Teri James was fired from her job as a financial aid specialist at San Diego Christian College for being unmarried and pregnant. Clarification: She was fired because the pregnancy was evidence that she had “engaged in activity outside the scope of the Handbook and Community Covenant that does not build up the college’s mission” — namely, premarital sex.
The binding covenant, which James signed shortly before she became pregnant but after she’d already been working at SDCC, asks employees to abstain from, among other things,
abusive anger; malice; jealousy; lust; sexually immoral behavior including premarital sex, adultery, pornography, and homosexuality; evil desires; prejudice based on race, sex, or socioeconomic status; greed; idolatry; slander; profanity; lying; drunkenness; thievery; and dishonesty
and encourages kindness, compassion, integrity, care for the oppressed, commitment to justice, and the recognition of the rights and needs of others.

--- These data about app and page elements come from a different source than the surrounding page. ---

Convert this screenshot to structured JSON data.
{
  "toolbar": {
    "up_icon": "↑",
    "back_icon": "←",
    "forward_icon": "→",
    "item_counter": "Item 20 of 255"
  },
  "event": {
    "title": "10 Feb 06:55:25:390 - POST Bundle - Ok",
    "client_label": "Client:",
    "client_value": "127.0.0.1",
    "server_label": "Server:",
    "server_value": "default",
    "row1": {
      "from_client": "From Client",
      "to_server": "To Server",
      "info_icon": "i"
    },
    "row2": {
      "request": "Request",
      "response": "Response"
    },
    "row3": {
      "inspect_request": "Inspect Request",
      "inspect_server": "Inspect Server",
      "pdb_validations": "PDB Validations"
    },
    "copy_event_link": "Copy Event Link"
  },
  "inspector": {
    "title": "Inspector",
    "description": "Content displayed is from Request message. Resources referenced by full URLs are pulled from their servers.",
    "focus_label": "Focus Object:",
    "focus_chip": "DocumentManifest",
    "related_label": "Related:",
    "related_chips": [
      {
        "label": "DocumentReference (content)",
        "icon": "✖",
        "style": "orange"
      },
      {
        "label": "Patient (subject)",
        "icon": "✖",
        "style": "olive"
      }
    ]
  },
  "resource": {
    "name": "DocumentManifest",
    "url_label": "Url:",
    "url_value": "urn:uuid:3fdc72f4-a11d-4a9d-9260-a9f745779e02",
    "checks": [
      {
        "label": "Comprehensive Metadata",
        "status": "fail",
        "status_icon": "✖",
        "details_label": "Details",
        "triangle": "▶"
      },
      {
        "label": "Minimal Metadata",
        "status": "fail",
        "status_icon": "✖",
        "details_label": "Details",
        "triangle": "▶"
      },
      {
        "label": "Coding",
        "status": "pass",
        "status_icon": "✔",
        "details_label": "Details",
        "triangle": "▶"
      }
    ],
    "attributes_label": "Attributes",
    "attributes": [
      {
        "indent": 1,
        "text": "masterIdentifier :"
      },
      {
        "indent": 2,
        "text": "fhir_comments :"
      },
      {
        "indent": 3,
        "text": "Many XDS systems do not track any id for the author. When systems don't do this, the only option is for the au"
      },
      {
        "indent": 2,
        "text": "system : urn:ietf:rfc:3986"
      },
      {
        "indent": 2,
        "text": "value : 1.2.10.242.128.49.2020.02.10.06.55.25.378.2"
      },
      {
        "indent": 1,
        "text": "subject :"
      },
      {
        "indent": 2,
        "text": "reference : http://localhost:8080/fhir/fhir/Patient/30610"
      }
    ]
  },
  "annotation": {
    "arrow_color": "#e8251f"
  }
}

The covenant also notes that when employees violate the covenant, “[t]he goal of the appropriate action will always be characterized by Christ’s love and redemptive spirit; however, we must recognize that ultimately withdrawal from the community may result if these commitments are not honored.” In this case, Christ’s redemptive spirit led them to turn a pregnant woman out on the street. James is suing the college for wrongful termination, claiming discrimination on account of gender, pregnancy, and marital status. After firing her, the college offered a job to her then-fiance (now husband), despite the fairly unmissable evidence that he, too, had had premarital sex.
He turned them down.